Still, some students were willing to relate their own troubling experience with being ridiculed by their peers for their good grades. For Dobie student Asia, working hard in school wasn't the only thing that alienated her from her friends -- it was also the fact that her well-meaning teacher would point her out as a shining example to the rest of the class. "They didn't want to talk to me, they'd start saying things about me," she says. "It hurts, but I'm getting my education."
Talia, her schoolmate, has also faced taunts of "wanting to be white." Like Asia, she says that having a strong identity and sense of purpose allows her to brush it off. But is this harder to do than she lets on? Talia shifts into second person: "And you still do get called `white girl,' but as long as you know what you're doing, it's okay."
Glenn, an eighth grader at Dobie Middle School, says he hasn't been labeled with the insult, but knows what he would do if he were. "When they tell me, `You acting like a white boy,' I'm going to ask them, `What do you mean, acting like a white boy?' And they're not going to know what to say." He begins to imitate his adversaries. "`Uh, you hang out with white people, you starting to act like white people.' Well, what do white people act like?" he demands of his imaginary tormentors. "They don't know what they're talking about," Glenn says dismissively.
Such confidence -- where does it come from? Their families, of course -- the backbone of the very "culture" University of Texas law professor Lino Graglia recently blamed for not holding minorities' failure in disgrace. And yes, most of the students were very annoyed when they learned about Graglia's comments, but they also can't imagine what he was really trying to say. In any case, he must have been talking about someone else, not them.
"He doesn't know me," sniffs Asia. Perhaps students like these have simply grown so accustomed to hearing others' grim predictions of their imminent failure that it's become second nature to hang on with such smiling determination. What does it matter whether some misinformed law professor or a school principal tells them the odds aren't in their favor? They know better. Although he knows it rankled some of his students, principal Patterson says that showing them what they're up against, statistically, on the TAAS was only to let them know how important the TAAS is. "I believe in giving kids information straightforward, and letting them deal with it," he says. Painful to hear or not, the information must have resonated among some students, anyway. In his first year at Dobie, the school made major gains in the TAAS and got off AISD's list of "low-performing" campuses.
"But let me ask you," Patterson says, turning to the group, "how would you have reacted if I had not been a black man?" Another outbreak of spirited chatter ensues. Sometimes, it does make a difference who is judging you.

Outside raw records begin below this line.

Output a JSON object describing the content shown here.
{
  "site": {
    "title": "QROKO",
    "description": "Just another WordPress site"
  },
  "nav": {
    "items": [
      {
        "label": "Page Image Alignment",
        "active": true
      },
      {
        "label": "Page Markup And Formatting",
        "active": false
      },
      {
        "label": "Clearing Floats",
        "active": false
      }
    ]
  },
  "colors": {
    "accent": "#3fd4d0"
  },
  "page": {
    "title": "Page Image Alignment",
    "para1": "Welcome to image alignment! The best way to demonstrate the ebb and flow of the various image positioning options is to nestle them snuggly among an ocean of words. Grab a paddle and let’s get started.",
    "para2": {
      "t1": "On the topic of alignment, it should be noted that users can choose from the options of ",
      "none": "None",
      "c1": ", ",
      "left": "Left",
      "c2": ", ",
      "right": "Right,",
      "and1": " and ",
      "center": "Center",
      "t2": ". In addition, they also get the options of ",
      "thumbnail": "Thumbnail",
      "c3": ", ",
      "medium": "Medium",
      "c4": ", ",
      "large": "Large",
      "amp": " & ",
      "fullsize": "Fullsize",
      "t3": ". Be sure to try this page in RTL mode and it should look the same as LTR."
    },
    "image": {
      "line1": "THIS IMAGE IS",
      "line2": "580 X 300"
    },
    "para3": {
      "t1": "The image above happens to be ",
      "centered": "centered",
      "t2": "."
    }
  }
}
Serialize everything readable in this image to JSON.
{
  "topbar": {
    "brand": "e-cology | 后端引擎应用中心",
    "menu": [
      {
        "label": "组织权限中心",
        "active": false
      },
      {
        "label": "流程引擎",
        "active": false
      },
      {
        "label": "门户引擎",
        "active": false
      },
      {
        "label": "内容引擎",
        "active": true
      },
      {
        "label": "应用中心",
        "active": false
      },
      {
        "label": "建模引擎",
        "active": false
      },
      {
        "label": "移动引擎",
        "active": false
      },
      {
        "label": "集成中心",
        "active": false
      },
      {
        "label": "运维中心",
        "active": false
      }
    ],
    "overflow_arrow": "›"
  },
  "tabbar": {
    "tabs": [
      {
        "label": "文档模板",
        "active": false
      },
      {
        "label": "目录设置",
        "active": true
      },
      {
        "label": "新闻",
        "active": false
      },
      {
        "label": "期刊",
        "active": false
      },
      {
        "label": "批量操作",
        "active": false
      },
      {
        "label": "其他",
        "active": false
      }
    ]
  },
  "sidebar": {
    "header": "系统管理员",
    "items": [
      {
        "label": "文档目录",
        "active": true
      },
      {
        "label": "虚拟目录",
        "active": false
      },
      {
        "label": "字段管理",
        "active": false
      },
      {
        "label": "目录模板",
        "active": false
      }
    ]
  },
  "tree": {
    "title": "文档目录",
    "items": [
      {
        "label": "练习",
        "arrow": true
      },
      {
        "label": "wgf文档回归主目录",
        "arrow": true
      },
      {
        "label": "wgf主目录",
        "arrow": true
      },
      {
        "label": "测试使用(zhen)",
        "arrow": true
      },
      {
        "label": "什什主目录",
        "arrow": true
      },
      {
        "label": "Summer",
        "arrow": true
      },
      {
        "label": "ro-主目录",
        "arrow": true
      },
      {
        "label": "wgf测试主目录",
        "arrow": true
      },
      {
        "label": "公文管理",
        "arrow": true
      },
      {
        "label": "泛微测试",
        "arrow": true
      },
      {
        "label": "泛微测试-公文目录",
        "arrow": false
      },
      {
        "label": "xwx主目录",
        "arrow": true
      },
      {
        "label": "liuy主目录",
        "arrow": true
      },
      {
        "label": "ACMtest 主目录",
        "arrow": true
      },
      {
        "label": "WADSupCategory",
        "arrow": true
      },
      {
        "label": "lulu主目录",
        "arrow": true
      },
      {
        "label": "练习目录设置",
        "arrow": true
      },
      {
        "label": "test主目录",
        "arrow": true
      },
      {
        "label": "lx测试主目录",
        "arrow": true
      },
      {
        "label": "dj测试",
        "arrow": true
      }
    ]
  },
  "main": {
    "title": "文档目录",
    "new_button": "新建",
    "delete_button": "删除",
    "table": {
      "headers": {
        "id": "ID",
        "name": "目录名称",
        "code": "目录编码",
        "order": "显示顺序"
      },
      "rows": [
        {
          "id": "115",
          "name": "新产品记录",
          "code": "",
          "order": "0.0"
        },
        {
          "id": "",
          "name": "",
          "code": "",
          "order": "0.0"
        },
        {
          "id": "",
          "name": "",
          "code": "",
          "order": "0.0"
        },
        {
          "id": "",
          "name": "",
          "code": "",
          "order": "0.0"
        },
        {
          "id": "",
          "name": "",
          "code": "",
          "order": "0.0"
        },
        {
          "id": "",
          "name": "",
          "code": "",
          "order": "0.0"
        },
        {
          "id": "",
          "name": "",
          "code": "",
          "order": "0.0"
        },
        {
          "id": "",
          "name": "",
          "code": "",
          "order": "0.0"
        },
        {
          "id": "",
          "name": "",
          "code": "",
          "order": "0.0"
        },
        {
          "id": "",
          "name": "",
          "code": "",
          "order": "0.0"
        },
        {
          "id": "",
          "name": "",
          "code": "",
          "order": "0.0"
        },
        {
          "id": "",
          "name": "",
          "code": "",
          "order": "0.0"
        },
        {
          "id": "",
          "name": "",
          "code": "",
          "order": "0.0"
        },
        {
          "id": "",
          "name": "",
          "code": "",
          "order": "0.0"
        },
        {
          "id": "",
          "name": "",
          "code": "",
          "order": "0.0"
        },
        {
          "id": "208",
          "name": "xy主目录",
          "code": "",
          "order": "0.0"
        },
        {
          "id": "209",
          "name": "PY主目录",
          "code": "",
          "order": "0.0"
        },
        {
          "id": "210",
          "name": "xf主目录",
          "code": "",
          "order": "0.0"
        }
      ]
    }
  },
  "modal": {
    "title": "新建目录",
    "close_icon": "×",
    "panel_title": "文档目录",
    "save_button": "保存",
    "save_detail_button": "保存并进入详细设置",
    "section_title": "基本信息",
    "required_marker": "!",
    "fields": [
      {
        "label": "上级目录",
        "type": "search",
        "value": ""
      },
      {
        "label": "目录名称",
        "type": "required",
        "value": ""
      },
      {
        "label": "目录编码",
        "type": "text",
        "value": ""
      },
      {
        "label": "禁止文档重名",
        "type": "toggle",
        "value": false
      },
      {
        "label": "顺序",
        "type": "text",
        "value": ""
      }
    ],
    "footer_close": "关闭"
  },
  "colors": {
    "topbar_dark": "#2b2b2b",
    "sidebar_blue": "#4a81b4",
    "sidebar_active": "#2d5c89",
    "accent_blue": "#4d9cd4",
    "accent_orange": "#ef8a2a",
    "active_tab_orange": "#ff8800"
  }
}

The students freely admit it would have wounded them much worse if a white principal had flouted before them the statistical possibility of their failure. Patterson "understands where we're coming from," explains Talia. "No offense, but if he was white..."
"It would have hurt," interrupts another.
"I think everybody would have been a little bit too upset," Talia finishes. "It's like, `You negroes, I don't even care about you. You can fail as much as you want.'"